Though 529 plans were created through federal regulation, each state administers its own plan. As a result, plans differ in fees, quality of management and investment options. Fortunately, there is typically no residency requirement to participate in any state’s plan, so you can shop around to find the best value.

No matter where you live or which state’s 529 plan you use, your savings can be applied to qualified expenses at any eligible education institution. The list of eligible schools includes public and private colleges and universities all over the country, as well as a few international options. Certain vocational programs may also qualify for payment through 529 savings. Qualified expenses for 529 plans include tuition, mandatory fees, housing, meal plans, and under certain circumstances, the purchase of computers.

Contributions and Tax Benefits

The most popular 529 benefit is the federal tax savings. Contributions are made with after-tax dollars, but earnings grow free of federal taxes. This means if distributions are used for qualified expenses at eligible schools according to plan requirements, there are no federal taxes assessed on your withdrawals. In addition, some states also wave state taxes on withdrawals for qualified expenses.

Some states waive taxes on contributions to 529 plans as well, which can add to the total overall savings. While this is usually only a benefit if you choose the plan offered by your state of residence, a handful of states do not tax contributions on plans opened by residents of any states.

Though there are no federal contribution limits for 529 plans, some states do impose contribution limits on their state-specific programs. These are typically quite high, ranging from approximately $200,000 to $500,000. Keep in mind that contributions above a certain amount may be subject to a gift tax. For 2016, each individual can gift up to $14,000 before any gift taxes are due. You can maximize the value of compounding interest by superfunding your 529 plan when you enroll. This special rule permits you to make up to five years of contributions at once – a total of up to $70,000 per person per beneficiary in 2016 – before any gift taxes are assessed.


Nothing in this article should be construed as tax advice, a solicitation or offer, or recommendation, to buy or sell any security. This article is not intended as investment advice, and Wealthfront does not represent in any manner that the circumstances described herein will result in any particular outcome. Financial advisory services are only provided to investors who become Wealthfront clients.

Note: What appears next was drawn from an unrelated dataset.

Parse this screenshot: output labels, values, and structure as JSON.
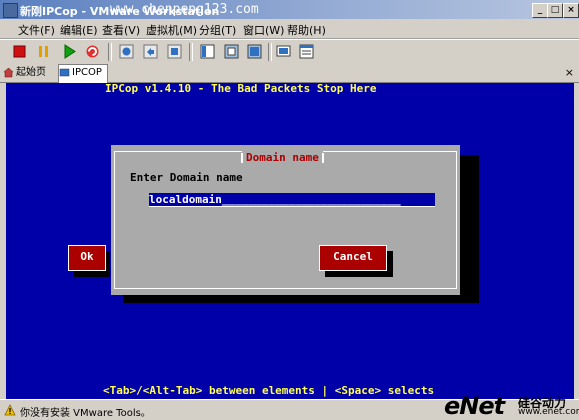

This article is not intended as tax advice, and Wealthfront does not represent in any manner that the outcomes described herein will result in any particular tax consequence. Prospective investors should confer with their personal tax advisors regarding the tax consequences based on their particular circumstances. Wealthfront assumes no responsibility for the tax consequences to any investor of any transaction. Investors and their personal tax advisors are responsible for how the transactions in an account are reported to the IRS or any other taxing authority.

For information on any 529 college savings plan contact the plan provider for details on the investment objectives, risks, charges, expenses, and other important information included in the Plan Description and Participation Agreement; read and consider it carefully before investing.

Please Note: Before investing in any 529 plan, you should consider whether you or the beneficiary’s home state offers a 529 plan that provides its taxpayers with favorable state tax and other benefits that are only available through investment in the home state’s 529 plan. You also should consult your financial, tax, or other advisor to learn more about how state-based benefits (or any limitations) would apply to your specific circumstances. You also may wish to contact directly your home state’s 529 plan(s), or any other 529 plan, to learn more about those plans’ features, benefits and limitations. Keep in mind that state-based benefits should be one of many appropriately weighted factors to be considered when making an investment decision.

Earnings on nonqualified withdrawals are subject to federal income tax and may be subject to a 10 percent federal tax penalty, as well as state and local income taxes. The availability of tax and other benefits may be contingent on meeting other requirements.